# Physics 434, 2014: Homework 6

2. Download and work with the Matlab code that simulates this bursty birth-death process. Use it, or its appropriate modification, to estimate numerically the Fano factor (${\displaystyle \sigma ^{2}/\mu }$) of the mRNA distribution some reasonably long time after the start of the process. Use ${\displaystyle \alpha =30\,{\rm {s}}^{-1}}$, ${\displaystyle r=1\,{\rm {s}}^{-1}{\rm {molecule}}^{-1}}$, ${\displaystyle k_{on}=0.1\,{\rm {s}}^{-1}}$, ${\displaystyle k_{off}=0.1\,{\rm {s}}^{-1}}$. Recall that the Fano factor for a Poisson distribution is 1. Is your number, for this bursty process, larger or smaller than 1? Explain.

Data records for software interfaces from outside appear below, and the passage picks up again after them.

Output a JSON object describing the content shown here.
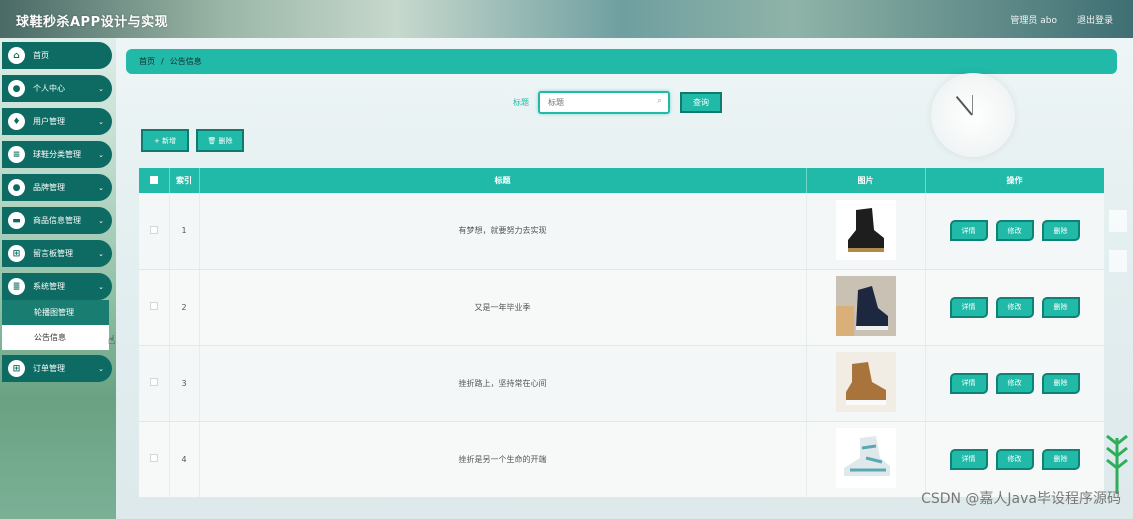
{
  "header": {
    "app_title": "球鞋秒杀APP设计与实现",
    "user_info": "管理员 abo",
    "logout": "退出登录"
  },
  "sidebar": {
    "items": [
      {
        "label": "首页",
        "icon": "home-icon",
        "caret": ""
      },
      {
        "label": "个人中心",
        "icon": "user-icon",
        "caret": "⌄"
      },
      {
        "label": "用户管理",
        "icon": "shield-icon",
        "caret": "⌄"
      },
      {
        "label": "球鞋分类管理",
        "icon": "menu-icon",
        "caret": "⌄"
      },
      {
        "label": "品牌管理",
        "icon": "pin-icon",
        "caret": "⌄"
      },
      {
        "label": "商品信息管理",
        "icon": "briefcase-icon",
        "caret": "⌄"
      },
      {
        "label": "留言板管理",
        "icon": "grid-icon",
        "caret": "⌄"
      },
      {
        "label": "系统管理",
        "icon": "sliders-icon",
        "caret": "⌄"
      },
      {
        "label": "订单管理",
        "icon": "grid-icon",
        "caret": "⌄"
      }
    ],
    "submenu": [
      "轮播图管理",
      "公告信息"
    ]
  },
  "breadcrumb": {
    "home": "首页",
    "separator": "/",
    "current": "公告信息"
  },
  "search": {
    "label": "标题",
    "placeholder": "标题",
    "button": "查询"
  },
  "toolbar": {
    "add": "+ 新增",
    "delete": "🗑 删除"
  },
  "table": {
    "headers": [
      "",
      "索引",
      "标题",
      "图片",
      "操作"
    ],
    "rows": [
      {
        "index": "1",
        "title": "有梦想，就要努力去实现",
        "shoe": "black"
      },
      {
        "index": "2",
        "title": "又是一年毕业季",
        "shoe": "navy"
      },
      {
        "index": "3",
        "title": "挫折路上，坚持常在心间",
        "shoe": "tan"
      },
      {
        "index": "4",
        "title": "挫折是另一个生命的开端",
        "shoe": "white"
      }
    ],
    "ops": [
      "详情",
      "修改",
      "删除"
    ]
  },
  "watermark": "CSDN @嘉人Java毕设程序源码",
  "colors": {
    "accent": "#21b9a8",
    "sidebar_item": "#0e6b63"
  }
}
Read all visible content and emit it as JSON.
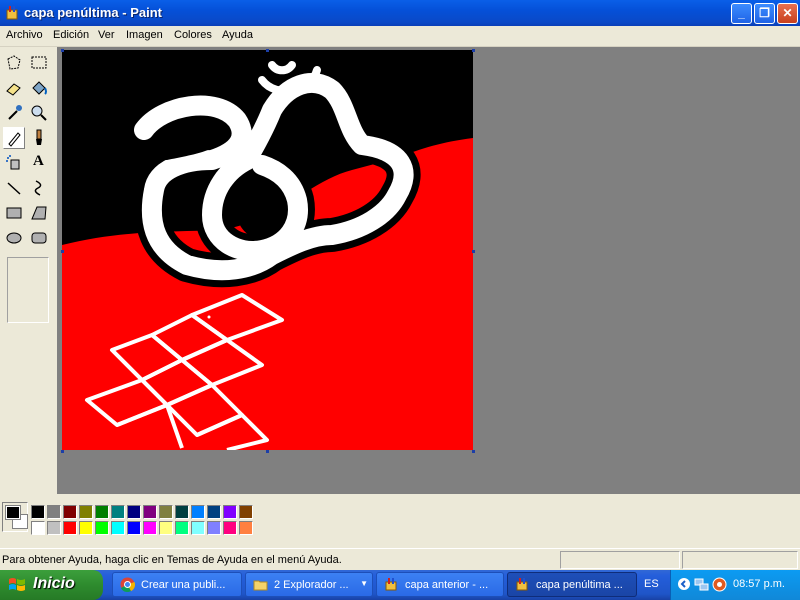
{
  "window": {
    "title": "capa penúltima - Paint",
    "controls": {
      "minimize": "_",
      "maximize": "❐",
      "close": "✕"
    }
  },
  "menu": [
    "Archivo",
    "Edición",
    "Ver",
    "Imagen",
    "Colores",
    "Ayuda"
  ],
  "toolbox": {
    "tools": [
      "free-form-select-icon",
      "select-icon",
      "eraser-icon",
      "fill-icon",
      "pick-color-icon",
      "magnifier-icon",
      "pencil-icon",
      "brush-icon",
      "airbrush-icon",
      "text-icon",
      "line-icon",
      "curve-icon",
      "rectangle-icon",
      "polygon-icon",
      "ellipse-icon",
      "rounded-rectangle-icon"
    ],
    "active_tool": "pencil-icon",
    "text_tool_glyph": "A"
  },
  "palette": {
    "foreground": "#000000",
    "background": "#ffffff",
    "row1": [
      "#000000",
      "#808080",
      "#800000",
      "#808000",
      "#008000",
      "#008080",
      "#000080",
      "#800080",
      "#808040",
      "#004040",
      "#0080ff",
      "#004080",
      "#8000ff",
      "#804000"
    ],
    "row2": [
      "#ffffff",
      "#c0c0c0",
      "#ff0000",
      "#ffff00",
      "#00ff00",
      "#00ffff",
      "#0000ff",
      "#ff00ff",
      "#ffff80",
      "#00ff80",
      "#80ffff",
      "#8080ff",
      "#ff0080",
      "#ff8040"
    ]
  },
  "status": {
    "help_text": "Para obtener Ayuda, haga clic en Temas de Ayuda en el menú Ayuda."
  },
  "taskbar": {
    "start_label": "Inicio",
    "tasks": [
      {
        "label": "Crear una publi...",
        "icon": "chrome-icon",
        "active": false
      },
      {
        "label": "2 Explorador ...",
        "icon": "folder-icon",
        "active": false
      },
      {
        "label": "capa anterior - ...",
        "icon": "paint-icon",
        "active": false
      },
      {
        "label": "capa penúltima ...",
        "icon": "paint-icon",
        "active": true
      }
    ],
    "language": "ES",
    "clock": "08:57 p.m."
  },
  "colors": {
    "titlebar": "#0a5fe8",
    "canvas_red": "#ff0000",
    "canvas_black": "#000000",
    "workspace": "#808080"
  }
}
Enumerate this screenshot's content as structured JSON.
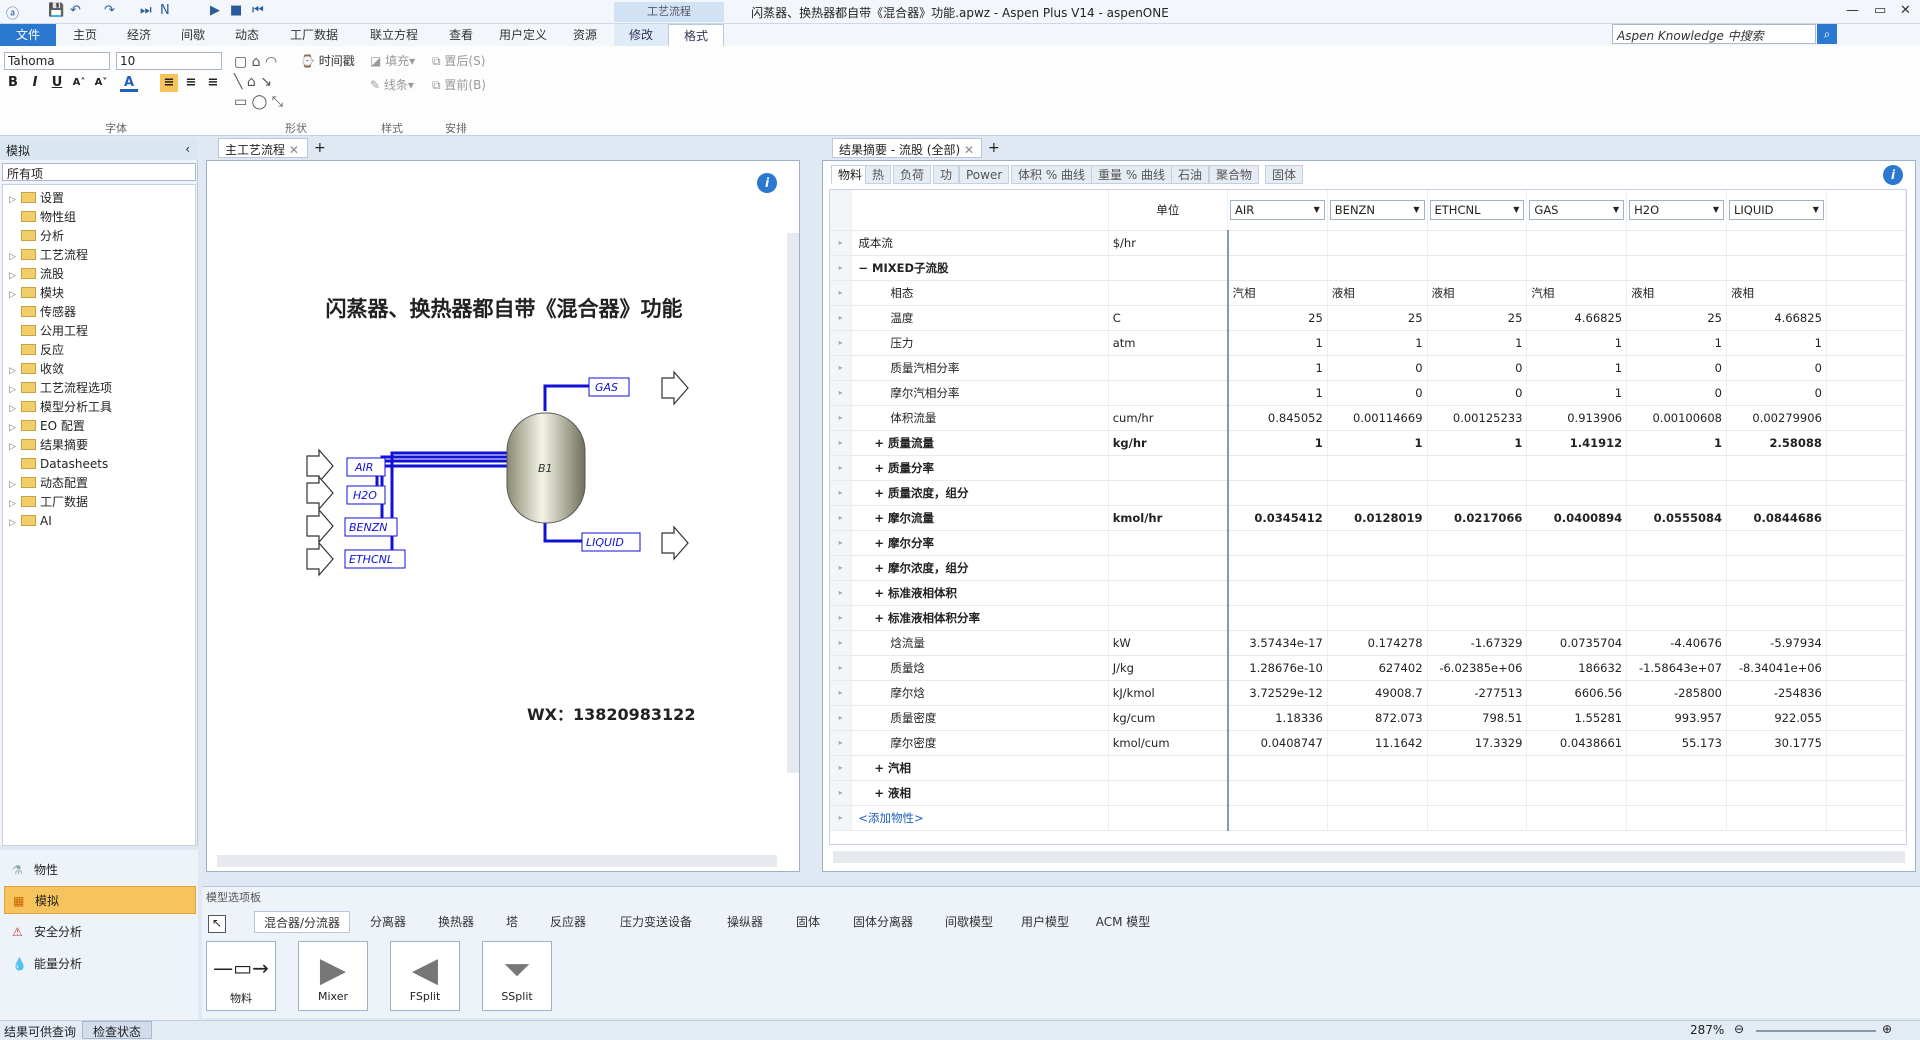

3. Consider a biochemical system for production of a protein that is somewhat different from what we explored in class: number of proteins ${\displaystyle n}$ increases by one with a rate ${\displaystyle \alpha }$ and it decreases with the rate ${\displaystyle rn^{2}}$. This happens when the protein is involved in a self-degradation, as is widely believed to be true for development (Eldar et al., 2003). In other words, two protein molecules must meet to destroy each other at the same time, and this will happen in proportion to the square of their concentration.
• Write down the master equation describing the system. Be careful that two molecules are removed at the same time, so that one transitions from the state ${\displaystyle n}$ to ${\displaystyle n-2}$.